Directions for this task: The response should be the data again, identical in every line.

--- Source records Enclosed Below ---

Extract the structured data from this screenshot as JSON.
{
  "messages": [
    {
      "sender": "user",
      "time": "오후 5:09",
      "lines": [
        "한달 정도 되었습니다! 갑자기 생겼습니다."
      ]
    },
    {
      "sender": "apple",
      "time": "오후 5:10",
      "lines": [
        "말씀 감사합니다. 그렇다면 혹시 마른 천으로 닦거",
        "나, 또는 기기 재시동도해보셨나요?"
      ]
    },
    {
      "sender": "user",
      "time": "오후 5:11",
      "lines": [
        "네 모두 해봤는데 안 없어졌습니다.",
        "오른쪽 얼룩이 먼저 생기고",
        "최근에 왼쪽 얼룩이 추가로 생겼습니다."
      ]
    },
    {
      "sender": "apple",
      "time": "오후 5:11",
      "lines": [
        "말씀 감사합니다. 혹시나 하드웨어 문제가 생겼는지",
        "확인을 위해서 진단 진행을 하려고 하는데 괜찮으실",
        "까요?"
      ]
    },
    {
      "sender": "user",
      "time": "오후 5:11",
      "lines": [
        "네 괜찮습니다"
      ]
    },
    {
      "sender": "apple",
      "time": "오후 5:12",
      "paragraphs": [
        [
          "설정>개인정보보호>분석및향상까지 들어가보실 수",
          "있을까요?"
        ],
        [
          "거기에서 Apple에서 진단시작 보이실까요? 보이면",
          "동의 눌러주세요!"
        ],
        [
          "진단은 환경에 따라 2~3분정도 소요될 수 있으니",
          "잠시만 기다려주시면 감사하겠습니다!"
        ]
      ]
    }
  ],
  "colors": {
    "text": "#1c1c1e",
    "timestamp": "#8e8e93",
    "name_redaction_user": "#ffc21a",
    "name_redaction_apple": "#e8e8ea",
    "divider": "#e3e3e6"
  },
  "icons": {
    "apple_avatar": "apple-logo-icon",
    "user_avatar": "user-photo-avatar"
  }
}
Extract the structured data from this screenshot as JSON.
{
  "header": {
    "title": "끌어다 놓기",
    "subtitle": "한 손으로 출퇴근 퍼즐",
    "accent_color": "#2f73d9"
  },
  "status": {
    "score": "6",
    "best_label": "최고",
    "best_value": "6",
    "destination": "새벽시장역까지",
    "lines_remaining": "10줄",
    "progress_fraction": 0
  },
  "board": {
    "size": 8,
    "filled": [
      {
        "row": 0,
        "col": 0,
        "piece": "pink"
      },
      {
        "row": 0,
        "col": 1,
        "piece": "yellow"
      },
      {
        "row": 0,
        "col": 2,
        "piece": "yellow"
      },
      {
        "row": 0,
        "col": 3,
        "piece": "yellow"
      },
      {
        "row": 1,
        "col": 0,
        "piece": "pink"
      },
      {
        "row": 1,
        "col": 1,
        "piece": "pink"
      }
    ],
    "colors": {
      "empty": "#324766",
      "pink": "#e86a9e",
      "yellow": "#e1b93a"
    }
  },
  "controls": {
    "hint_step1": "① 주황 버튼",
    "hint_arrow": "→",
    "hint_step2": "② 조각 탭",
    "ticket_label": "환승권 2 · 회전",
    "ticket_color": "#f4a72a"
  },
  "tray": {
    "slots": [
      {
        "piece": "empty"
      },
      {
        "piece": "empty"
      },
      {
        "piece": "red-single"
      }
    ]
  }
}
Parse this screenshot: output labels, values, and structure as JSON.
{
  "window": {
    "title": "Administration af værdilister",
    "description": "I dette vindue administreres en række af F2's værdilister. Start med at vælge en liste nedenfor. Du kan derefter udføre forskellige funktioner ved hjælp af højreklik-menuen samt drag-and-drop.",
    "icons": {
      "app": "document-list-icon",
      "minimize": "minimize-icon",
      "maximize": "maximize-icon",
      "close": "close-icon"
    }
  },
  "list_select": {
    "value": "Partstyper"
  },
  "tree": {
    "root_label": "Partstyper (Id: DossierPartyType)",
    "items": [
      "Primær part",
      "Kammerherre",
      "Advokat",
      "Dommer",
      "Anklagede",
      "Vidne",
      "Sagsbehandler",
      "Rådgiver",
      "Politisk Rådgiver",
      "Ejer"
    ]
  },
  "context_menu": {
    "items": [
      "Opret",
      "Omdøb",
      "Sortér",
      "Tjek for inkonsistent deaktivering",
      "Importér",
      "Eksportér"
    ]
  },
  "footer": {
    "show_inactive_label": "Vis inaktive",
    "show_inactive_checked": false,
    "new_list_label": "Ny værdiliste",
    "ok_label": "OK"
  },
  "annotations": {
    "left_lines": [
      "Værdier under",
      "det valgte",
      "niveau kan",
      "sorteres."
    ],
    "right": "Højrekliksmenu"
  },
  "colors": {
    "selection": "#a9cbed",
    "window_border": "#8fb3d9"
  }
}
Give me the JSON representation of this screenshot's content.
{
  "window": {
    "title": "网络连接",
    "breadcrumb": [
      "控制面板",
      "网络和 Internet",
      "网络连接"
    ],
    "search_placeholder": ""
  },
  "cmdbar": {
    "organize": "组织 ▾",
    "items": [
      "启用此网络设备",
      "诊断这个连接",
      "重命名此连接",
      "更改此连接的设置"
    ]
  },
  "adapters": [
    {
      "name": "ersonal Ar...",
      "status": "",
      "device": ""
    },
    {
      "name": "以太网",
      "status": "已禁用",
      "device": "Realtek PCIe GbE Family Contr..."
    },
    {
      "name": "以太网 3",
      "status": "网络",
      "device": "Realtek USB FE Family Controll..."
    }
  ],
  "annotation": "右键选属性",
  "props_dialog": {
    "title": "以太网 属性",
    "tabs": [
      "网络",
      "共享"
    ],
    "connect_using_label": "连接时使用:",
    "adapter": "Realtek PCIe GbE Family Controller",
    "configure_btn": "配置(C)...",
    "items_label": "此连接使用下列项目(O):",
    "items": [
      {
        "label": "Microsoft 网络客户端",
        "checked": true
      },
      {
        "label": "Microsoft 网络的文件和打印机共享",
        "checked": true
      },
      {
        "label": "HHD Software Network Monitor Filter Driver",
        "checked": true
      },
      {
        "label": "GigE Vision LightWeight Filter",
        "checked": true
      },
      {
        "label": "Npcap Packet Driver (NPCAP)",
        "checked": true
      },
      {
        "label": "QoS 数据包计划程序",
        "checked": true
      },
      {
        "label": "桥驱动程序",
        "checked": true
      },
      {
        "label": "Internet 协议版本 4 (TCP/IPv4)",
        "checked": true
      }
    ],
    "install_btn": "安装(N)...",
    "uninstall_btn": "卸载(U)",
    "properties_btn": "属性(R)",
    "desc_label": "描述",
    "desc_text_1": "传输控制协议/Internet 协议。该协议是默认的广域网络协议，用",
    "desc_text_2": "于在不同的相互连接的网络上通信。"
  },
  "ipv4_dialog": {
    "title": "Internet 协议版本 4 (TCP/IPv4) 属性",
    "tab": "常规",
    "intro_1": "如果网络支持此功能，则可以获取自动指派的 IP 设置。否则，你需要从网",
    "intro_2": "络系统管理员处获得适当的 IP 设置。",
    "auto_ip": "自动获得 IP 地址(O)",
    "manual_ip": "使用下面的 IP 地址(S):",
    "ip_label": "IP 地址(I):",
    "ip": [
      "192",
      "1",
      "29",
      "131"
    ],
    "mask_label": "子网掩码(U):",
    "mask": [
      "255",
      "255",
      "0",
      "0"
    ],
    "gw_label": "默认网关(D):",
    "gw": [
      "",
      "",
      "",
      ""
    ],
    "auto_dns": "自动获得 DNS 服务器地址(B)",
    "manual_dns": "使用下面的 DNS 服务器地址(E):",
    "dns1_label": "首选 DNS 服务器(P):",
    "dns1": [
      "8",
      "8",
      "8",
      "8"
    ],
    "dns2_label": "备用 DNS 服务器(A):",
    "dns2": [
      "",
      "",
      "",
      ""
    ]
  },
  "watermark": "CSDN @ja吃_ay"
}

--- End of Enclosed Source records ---

Answer section:
Extract the structured data from this screenshot as JSON.
{
  "messages": [
    {
      "sender": "user",
      "time": "오후 5:09",
      "lines": [
        "한달 정도 되었습니다! 갑자기 생겼습니다."
      ]
    },
    {
      "sender": "apple",
      "time": "오후 5:10",
      "lines": [
        "말씀 감사합니다. 그렇다면 혹시 마른 천으로 닦거",
        "나, 또는 기기 재시동도해보셨나요?"
      ]
    },
    {
      "sender": "user",
      "time": "오후 5:11",
      "lines": [
        "네 모두 해봤는데 안 없어졌습니다.",
        "오른쪽 얼룩이 먼저 생기고",
        "최근에 왼쪽 얼룩이 추가로 생겼습니다."
      ]
    },
    {
      "sender": "apple",
      "time": "오후 5:11",
      "lines": [
        "말씀 감사합니다. 혹시나 하드웨어 문제가 생겼는지",
        "확인을 위해서 진단 진행을 하려고 하는데 괜찮으실",
        "까요?"
      ]
    },
    {
      "sender": "user",
      "time": "오후 5:11",
      "lines": [
        "네 괜찮습니다"
      ]
    },
    {
      "sender": "apple",
      "time": "오후 5:12",
      "paragraphs": [
        [
          "설정>개인정보보호>분석및향상까지 들어가보실 수",
          "있을까요?"
        ],
        [
          "거기에서 Apple에서 진단시작 보이실까요? 보이면",
          "동의 눌러주세요!"
        ],
        [
          "진단은 환경에 따라 2~3분정도 소요될 수 있으니",
          "잠시만 기다려주시면 감사하겠습니다!"
        ]
      ]
    }
  ],
  "colors": {
    "text": "#1c1c1e",
    "timestamp": "#8e8e93",
    "name_redaction_user": "#ffc21a",
    "name_redaction_apple": "#e8e8ea",
    "divider": "#e3e3e6"
  },
  "icons": {
    "apple_avatar": "apple-logo-icon",
    "user_avatar": "user-photo-avatar"
  }
}
Extract the structured data from this screenshot as JSON.
{
  "header": {
    "title": "끌어다 놓기",
    "subtitle": "한 손으로 출퇴근 퍼즐",
    "accent_color": "#2f73d9"
  },
  "status": {
    "score": "6",
    "best_label": "최고",
    "best_value": "6",
    "destination": "새벽시장역까지",
    "lines_remaining": "10줄",
    "progress_fraction": 0
  },
  "board": {
    "size": 8,
    "filled": [
      {
        "row": 0,
        "col": 0,
        "piece": "pink"
      },
      {
        "row": 0,
        "col": 1,
        "piece": "yellow"
      },
      {
        "row": 0,
        "col": 2,
        "piece": "yellow"
      },
      {
        "row": 0,
        "col": 3,
        "piece": "yellow"
      },
      {
        "row": 1,
        "col": 0,
        "piece": "pink"
      },
      {
        "row": 1,
        "col": 1,
        "piece": "pink"
      }
    ],
    "colors": {
      "empty": "#324766",
      "pink": "#e86a9e",
      "yellow": "#e1b93a"
    }
  },
  "controls": {
    "hint_step1": "① 주황 버튼",
    "hint_arrow": "→",
    "hint_step2": "② 조각 탭",
    "ticket_label": "환승권 2 · 회전",
    "ticket_color": "#f4a72a"
  },
  "tray": {
    "slots": [
      {
        "piece": "empty"
      },
      {
        "piece": "empty"
      },
      {
        "piece": "red-single"
      }
    ]
  }
}
Parse this screenshot: output labels, values, and structure as JSON.
{
  "window": {
    "title": "Administration af værdilister",
    "description": "I dette vindue administreres en række af F2's værdilister. Start med at vælge en liste nedenfor. Du kan derefter udføre forskellige funktioner ved hjælp af højreklik-menuen samt drag-and-drop.",
    "icons": {
      "app": "document-list-icon",
      "minimize": "minimize-icon",
      "maximize": "maximize-icon",
      "close": "close-icon"
    }
  },
  "list_select": {
    "value": "Partstyper"
  },
  "tree": {
    "root_label": "Partstyper (Id: DossierPartyType)",
    "items": [
      "Primær part",
      "Kammerherre",
      "Advokat",
      "Dommer",
      "Anklagede",
      "Vidne",
      "Sagsbehandler",
      "Rådgiver",
      "Politisk Rådgiver",
      "Ejer"
    ]
  },
  "context_menu": {
    "items": [
      "Opret",
      "Omdøb",
      "Sortér",
      "Tjek for inkonsistent deaktivering",
      "Importér",
      "Eksportér"
    ]
  },
  "footer": {
    "show_inactive_label": "Vis inaktive",
    "show_inactive_checked": false,
    "new_list_label": "Ny værdiliste",
    "ok_label": "OK"
  },
  "annotations": {
    "left_lines": [
      "Værdier under",
      "det valgte",
      "niveau kan",
      "sorteres."
    ],
    "right": "Højrekliksmenu"
  },
  "colors": {
    "selection": "#a9cbed",
    "window_border": "#8fb3d9"
  }
}
Give me the JSON representation of this screenshot's content.
{
  "window": {
    "title": "网络连接",
    "breadcrumb": [
      "控制面板",
      "网络和 Internet",
      "网络连接"
    ],
    "search_placeholder": ""
  },
  "cmdbar": {
    "organize": "组织 ▾",
    "items": [
      "启用此网络设备",
      "诊断这个连接",
      "重命名此连接",
      "更改此连接的设置"
    ]
  },
  "adapters": [
    {
      "name": "ersonal Ar...",
      "status": "",
      "device": ""
    },
    {
      "name": "以太网",
      "status": "已禁用",
      "device": "Realtek PCIe GbE Family Contr..."
    },
    {
      "name": "以太网 3",
      "status": "网络",
      "device": "Realtek USB FE Family Controll..."
    }
  ],
  "annotation": "右键选属性",
  "props_dialog": {
    "title": "以太网 属性",
    "tabs": [
      "网络",
      "共享"
    ],
    "connect_using_label": "连接时使用:",
    "adapter": "Realtek PCIe GbE Family Controller",
    "configure_btn": "配置(C)...",
    "items_label": "此连接使用下列项目(O):",
    "items": [
      {
        "label": "Microsoft 网络客户端",
        "checked": true
      },
      {
        "label": "Microsoft 网络的文件和打印机共享",
        "checked": true
      },
      {
        "label": "HHD Software Network Monitor Filter Driver",
        "checked": true
      },
      {
        "label": "GigE Vision LightWeight Filter",
        "checked": true
      },
      {
        "label": "Npcap Packet Driver (NPCAP)",
        "checked": true
      },
      {
        "label": "QoS 数据包计划程序",
        "checked": true
      },
      {
        "label": "桥驱动程序",
        "checked": true
      },
      {
        "label": "Internet 协议版本 4 (TCP/IPv4)",
        "checked": true
      }
    ],
    "install_btn": "安装(N)...",
    "uninstall_btn": "卸载(U)",
    "properties_btn": "属性(R)",
    "desc_label": "描述",
    "desc_text_1": "传输控制协议/Internet 协议。该协议是默认的广域网络协议，用",
    "desc_text_2": "于在不同的相互连接的网络上通信。"
  },
  "ipv4_dialog": {
    "title": "Internet 协议版本 4 (TCP/IPv4) 属性",
    "tab": "常规",
    "intro_1": "如果网络支持此功能，则可以获取自动指派的 IP 设置。否则，你需要从网",
    "intro_2": "络系统管理员处获得适当的 IP 设置。",
    "auto_ip": "自动获得 IP 地址(O)",
    "manual_ip": "使用下面的 IP 地址(S):",
    "ip_label": "IP 地址(I):",
    "ip": [
      "192",
      "1",
      "29",
      "131"
    ],
    "mask_label": "子网掩码(U):",
    "mask": [
      "255",
      "255",
      "0",
      "0"
    ],
    "gw_label": "默认网关(D):",
    "gw": [
      "",
      "",
      "",
      ""
    ],
    "auto_dns": "自动获得 DNS 服务器地址(B)",
    "manual_dns": "使用下面的 DNS 服务器地址(E):",
    "dns1_label": "首选 DNS 服务器(P):",
    "dns1": [
      "8",
      "8",
      "8",
      "8"
    ],
    "dns2_label": "备用 DNS 服务器(A):",
    "dns2": [
      "",
      "",
      "",
      ""
    ]
  },
  "watermark": "CSDN @ja吃_ay"
}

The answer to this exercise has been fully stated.